**Instructions to follow:** Your response should consist of the entries below, reproduced exactly and without their images.
*** Data section ***
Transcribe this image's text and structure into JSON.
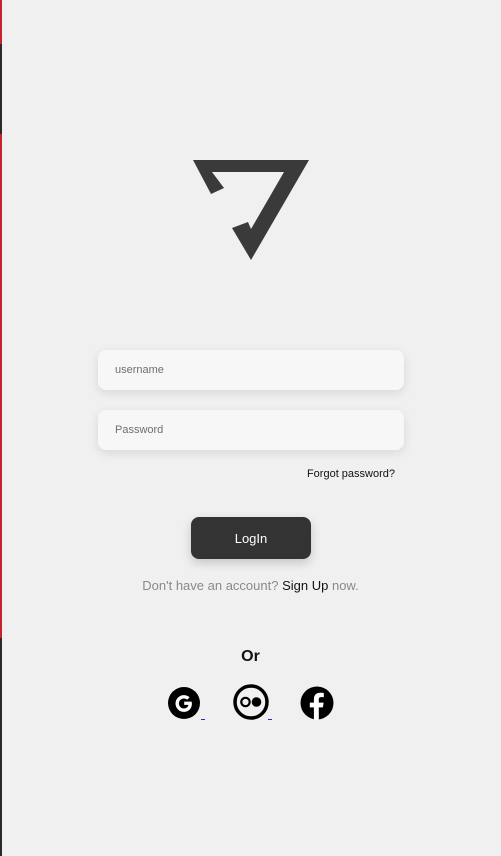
{
  "form": {
    "username_placeholder": "username",
    "password_placeholder": "Password",
    "forgot_label": "Forgot password?",
    "login_label": "LogIn"
  },
  "signup": {
    "prefix": "Don't have an account?",
    "link_label": "Sign Up",
    "suffix": "now."
  },
  "divider": {
    "or_label": "Or"
  },
  "social": [
    {
      "name": "google",
      "icon": "google-icon"
    },
    {
      "name": "flickr",
      "icon": "flickr-icon"
    },
    {
      "name": "facebook",
      "icon": "facebook-icon"
    }
  ],
  "colors": {
    "background": "#f0f0f0",
    "button": "#333333",
    "accent_edge": "#c8222a"
  }
}
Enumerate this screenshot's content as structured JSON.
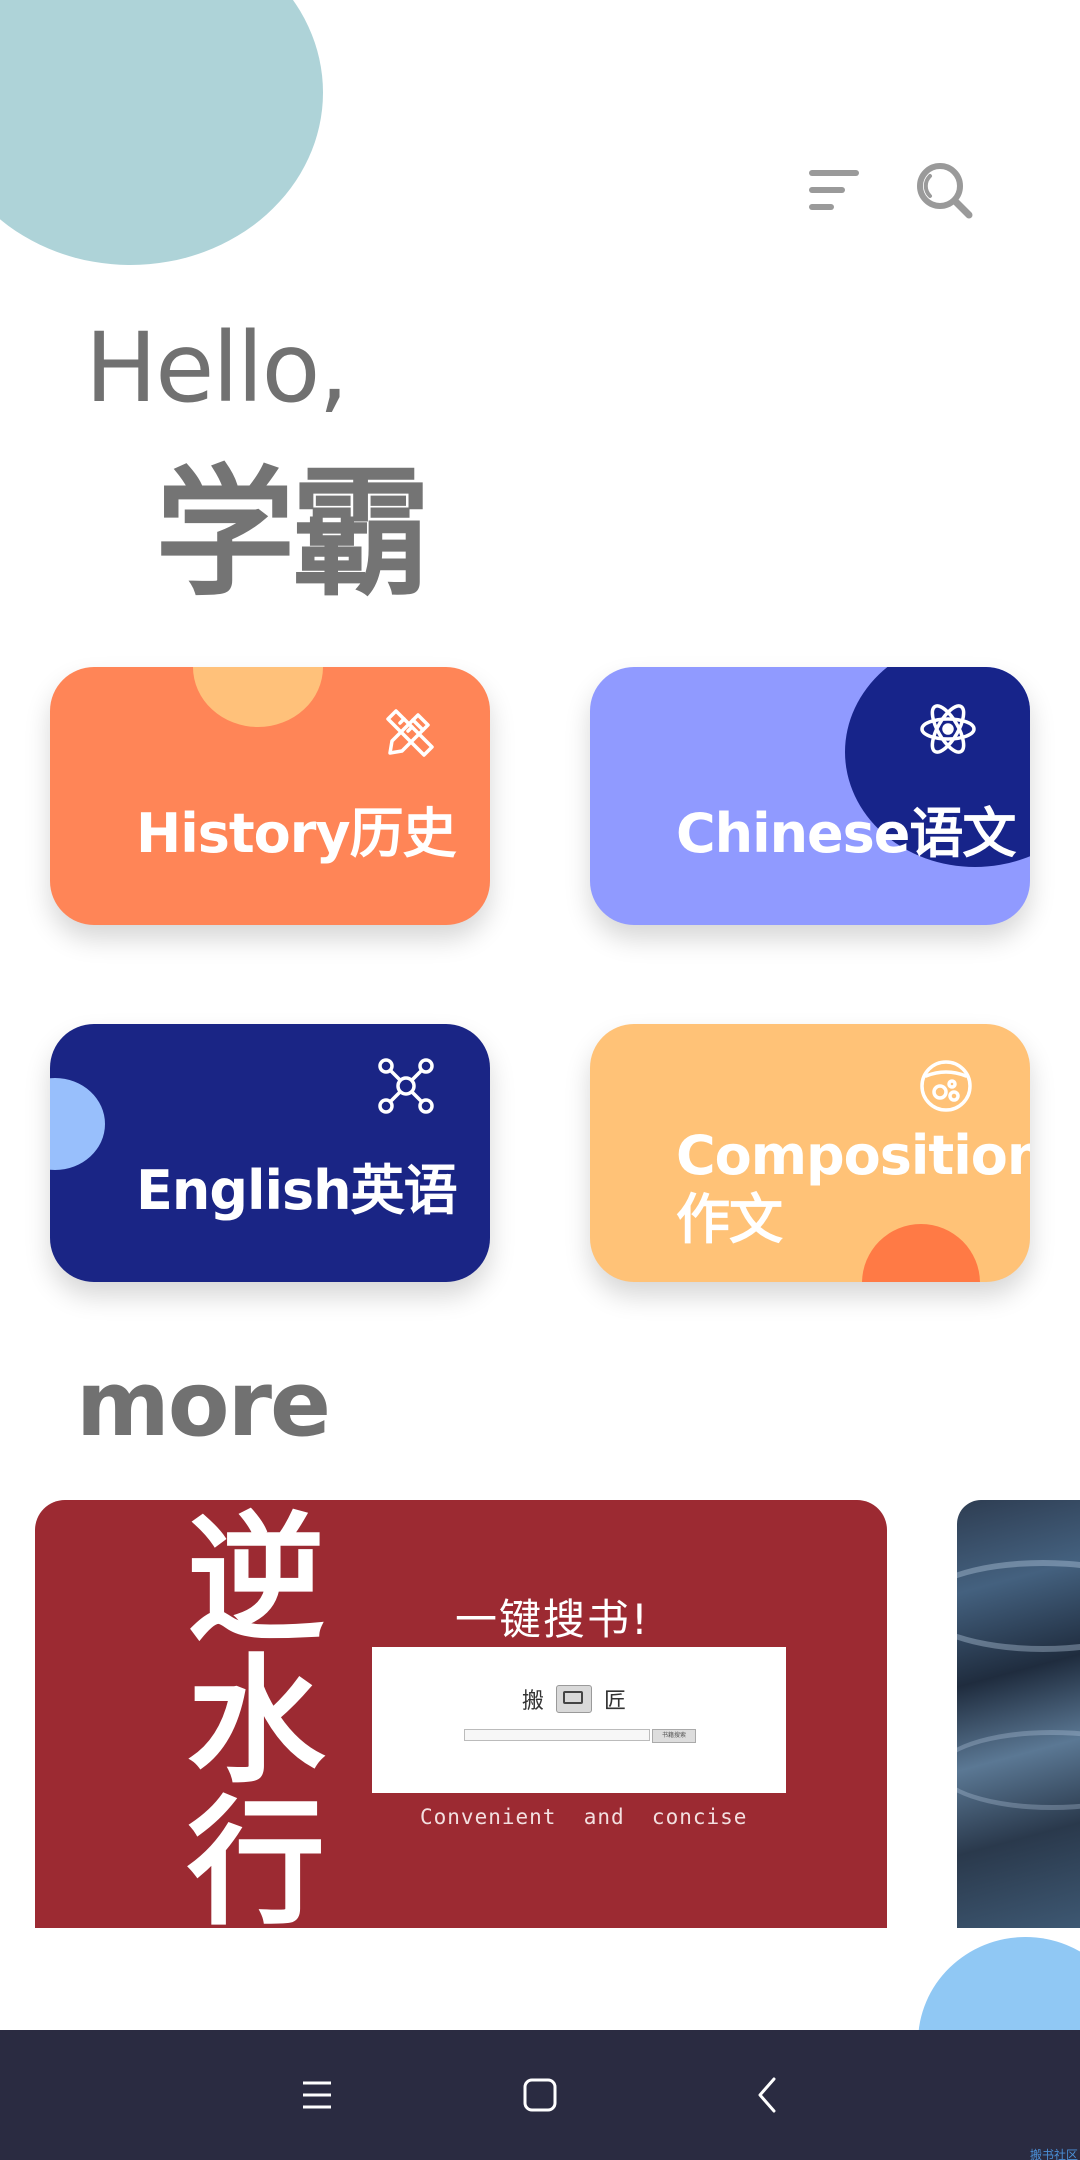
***
**Response area:**
Transcribe this image's text and structure into JSON.
{
  "form": {
    "username_placeholder": "username",
    "password_placeholder": "Password",
    "forgot_label": "Forgot password?",
    "login_label": "LogIn"
  },
  "signup": {
    "prefix": "Don't have an account?",
    "link_label": "Sign Up",
    "suffix": "now."
  },
  "divider": {
    "or_label": "Or"
  },
  "social": [
    {
      "name": "google",
      "icon": "google-icon"
    },
    {
      "name": "flickr",
      "icon": "flickr-icon"
    },
    {
      "name": "facebook",
      "icon": "facebook-icon"
    }
  ],
  "colors": {
    "background": "#f0f0f0",
    "button": "#333333",
    "accent_edge": "#c8222a"
  }
}
Enumerate this screenshot's content as structured JSON.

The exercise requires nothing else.